=== About this task ===
The records must be repeated exactly and in their entirety.

--- Task input ---

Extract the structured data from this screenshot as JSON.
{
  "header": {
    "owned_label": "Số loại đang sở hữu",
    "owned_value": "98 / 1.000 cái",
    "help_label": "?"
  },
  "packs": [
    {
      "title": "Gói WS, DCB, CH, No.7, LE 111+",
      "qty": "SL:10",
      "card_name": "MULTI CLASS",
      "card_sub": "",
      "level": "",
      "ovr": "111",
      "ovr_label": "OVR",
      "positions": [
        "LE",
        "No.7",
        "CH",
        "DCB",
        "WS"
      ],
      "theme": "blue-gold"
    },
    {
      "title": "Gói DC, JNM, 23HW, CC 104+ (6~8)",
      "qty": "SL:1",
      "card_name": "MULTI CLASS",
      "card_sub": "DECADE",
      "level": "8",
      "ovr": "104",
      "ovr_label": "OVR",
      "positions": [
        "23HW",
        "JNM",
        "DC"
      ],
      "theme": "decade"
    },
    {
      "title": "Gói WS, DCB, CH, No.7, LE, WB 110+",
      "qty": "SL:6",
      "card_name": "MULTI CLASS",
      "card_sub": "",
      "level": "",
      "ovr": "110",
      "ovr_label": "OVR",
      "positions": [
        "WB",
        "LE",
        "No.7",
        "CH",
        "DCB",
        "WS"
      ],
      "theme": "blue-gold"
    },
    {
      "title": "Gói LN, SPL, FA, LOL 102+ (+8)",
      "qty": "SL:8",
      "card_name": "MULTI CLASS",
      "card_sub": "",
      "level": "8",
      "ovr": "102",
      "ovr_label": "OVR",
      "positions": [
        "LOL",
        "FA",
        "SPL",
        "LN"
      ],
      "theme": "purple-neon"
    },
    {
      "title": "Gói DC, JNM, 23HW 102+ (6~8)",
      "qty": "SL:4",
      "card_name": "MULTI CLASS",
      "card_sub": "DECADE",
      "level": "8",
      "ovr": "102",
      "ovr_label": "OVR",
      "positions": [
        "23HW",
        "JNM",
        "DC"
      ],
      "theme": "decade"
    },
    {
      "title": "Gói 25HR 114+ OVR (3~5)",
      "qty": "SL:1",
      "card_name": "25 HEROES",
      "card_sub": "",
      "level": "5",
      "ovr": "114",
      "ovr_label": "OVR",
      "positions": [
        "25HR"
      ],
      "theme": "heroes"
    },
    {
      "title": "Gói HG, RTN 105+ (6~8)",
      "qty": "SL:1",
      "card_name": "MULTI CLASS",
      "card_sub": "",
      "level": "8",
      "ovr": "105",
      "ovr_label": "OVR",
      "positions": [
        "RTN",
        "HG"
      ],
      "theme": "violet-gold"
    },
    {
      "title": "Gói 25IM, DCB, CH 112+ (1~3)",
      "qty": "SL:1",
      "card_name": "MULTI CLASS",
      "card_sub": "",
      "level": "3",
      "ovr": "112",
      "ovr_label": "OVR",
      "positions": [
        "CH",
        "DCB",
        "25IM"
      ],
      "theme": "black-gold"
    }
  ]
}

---

=== Solution to this problem ===
Extract the structured data from this screenshot as JSON.
{
  "header": {
    "owned_label": "Số loại đang sở hữu",
    "owned_value": "98 / 1.000 cái",
    "help_label": "?"
  },
  "packs": [
    {
      "title": "Gói WS, DCB, CH, No.7, LE 111+",
      "qty": "SL:10",
      "card_name": "MULTI CLASS",
      "card_sub": "",
      "level": "",
      "ovr": "111",
      "ovr_label": "OVR",
      "positions": [
        "LE",
        "No.7",
        "CH",
        "DCB",
        "WS"
      ],
      "theme": "blue-gold"
    },
    {
      "title": "Gói DC, JNM, 23HW, CC 104+ (6~8)",
      "qty": "SL:1",
      "card_name": "MULTI CLASS",
      "card_sub": "DECADE",
      "level": "8",
      "ovr": "104",
      "ovr_label": "OVR",
      "positions": [
        "23HW",
        "JNM",
        "DC"
      ],
      "theme": "decade"
    },
    {
      "title": "Gói WS, DCB, CH, No.7, LE, WB 110+",
      "qty": "SL:6",
      "card_name": "MULTI CLASS",
      "card_sub": "",
      "level": "",
      "ovr": "110",
      "ovr_label": "OVR",
      "positions": [
        "WB",
        "LE",
        "No.7",
        "CH",
        "DCB",
        "WS"
      ],
      "theme": "blue-gold"
    },
    {
      "title": "Gói LN, SPL, FA, LOL 102+ (+8)",
      "qty": "SL:8",
      "card_name": "MULTI CLASS",
      "card_sub": "",
      "level": "8",
      "ovr": "102",
      "ovr_label": "OVR",
      "positions": [
        "LOL",
        "FA",
        "SPL",
        "LN"
      ],
      "theme": "purple-neon"
    },
    {
      "title": "Gói DC, JNM, 23HW 102+ (6~8)",
      "qty": "SL:4",
      "card_name": "MULTI CLASS",
      "card_sub": "DECADE",
      "level": "8",
      "ovr": "102",
      "ovr_label": "OVR",
      "positions": [
        "23HW",
        "JNM",
        "DC"
      ],
      "theme": "decade"
    },
    {
      "title": "Gói 25HR 114+ OVR (3~5)",
      "qty": "SL:1",
      "card_name": "25 HEROES",
      "card_sub": "",
      "level": "5",
      "ovr": "114",
      "ovr_label": "OVR",
      "positions": [
        "25HR"
      ],
      "theme": "heroes"
    },
    {
      "title": "Gói HG, RTN 105+ (6~8)",
      "qty": "SL:1",
      "card_name": "MULTI CLASS",
      "card_sub": "",
      "level": "8",
      "ovr": "105",
      "ovr_label": "OVR",
      "positions": [
        "RTN",
        "HG"
      ],
      "theme": "violet-gold"
    },
    {
      "title": "Gói 25IM, DCB, CH 112+ (1~3)",
      "qty": "SL:1",
      "card_name": "MULTI CLASS",
      "card_sub": "",
      "level": "3",
      "ovr": "112",
      "ovr_label": "OVR",
      "positions": [
        "CH",
        "DCB",
        "25IM"
      ],
      "theme": "black-gold"
    }
  ]
}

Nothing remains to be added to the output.